◆ **Assignment**:
Each line of the data that includes "heading" must be copied.

┌─ Input data

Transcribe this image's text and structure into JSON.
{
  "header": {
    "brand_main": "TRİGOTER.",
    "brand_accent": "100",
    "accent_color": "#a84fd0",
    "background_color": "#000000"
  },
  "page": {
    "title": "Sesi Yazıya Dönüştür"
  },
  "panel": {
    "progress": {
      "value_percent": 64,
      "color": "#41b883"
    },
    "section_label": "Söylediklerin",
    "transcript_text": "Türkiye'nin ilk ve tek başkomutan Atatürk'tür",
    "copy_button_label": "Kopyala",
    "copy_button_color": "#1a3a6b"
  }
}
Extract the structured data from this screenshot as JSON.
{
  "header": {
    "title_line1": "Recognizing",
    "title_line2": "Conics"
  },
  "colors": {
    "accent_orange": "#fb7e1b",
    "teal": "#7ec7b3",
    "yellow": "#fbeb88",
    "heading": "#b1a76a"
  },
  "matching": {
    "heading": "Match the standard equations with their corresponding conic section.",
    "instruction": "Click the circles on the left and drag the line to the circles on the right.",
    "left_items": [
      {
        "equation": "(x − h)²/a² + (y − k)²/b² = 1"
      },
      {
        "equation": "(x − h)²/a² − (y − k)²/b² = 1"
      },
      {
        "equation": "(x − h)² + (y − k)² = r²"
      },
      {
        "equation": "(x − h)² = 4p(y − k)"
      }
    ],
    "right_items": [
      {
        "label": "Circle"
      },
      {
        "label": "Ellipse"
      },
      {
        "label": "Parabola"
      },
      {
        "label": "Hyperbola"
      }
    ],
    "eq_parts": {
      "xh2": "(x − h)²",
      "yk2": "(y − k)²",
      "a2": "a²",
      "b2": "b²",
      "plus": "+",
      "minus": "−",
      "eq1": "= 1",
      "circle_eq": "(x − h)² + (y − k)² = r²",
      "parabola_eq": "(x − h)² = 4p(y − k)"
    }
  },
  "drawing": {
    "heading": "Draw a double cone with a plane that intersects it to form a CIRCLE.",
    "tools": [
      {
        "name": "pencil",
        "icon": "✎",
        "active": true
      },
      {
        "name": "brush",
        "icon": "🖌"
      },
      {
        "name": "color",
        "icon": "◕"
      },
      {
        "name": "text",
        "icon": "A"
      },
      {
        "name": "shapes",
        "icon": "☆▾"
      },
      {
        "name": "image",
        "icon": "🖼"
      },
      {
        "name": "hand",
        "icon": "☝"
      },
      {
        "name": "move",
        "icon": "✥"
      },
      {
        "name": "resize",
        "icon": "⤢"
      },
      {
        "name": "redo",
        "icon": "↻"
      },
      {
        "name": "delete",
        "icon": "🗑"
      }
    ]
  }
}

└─

◆ **The completed task**:
    "heading": "#b1a76a"
    "heading": "Match the standard equations with their corresponding conic section.",
    "heading": "Draw a double cone with a plane that intersects it to form a CIRCLE.",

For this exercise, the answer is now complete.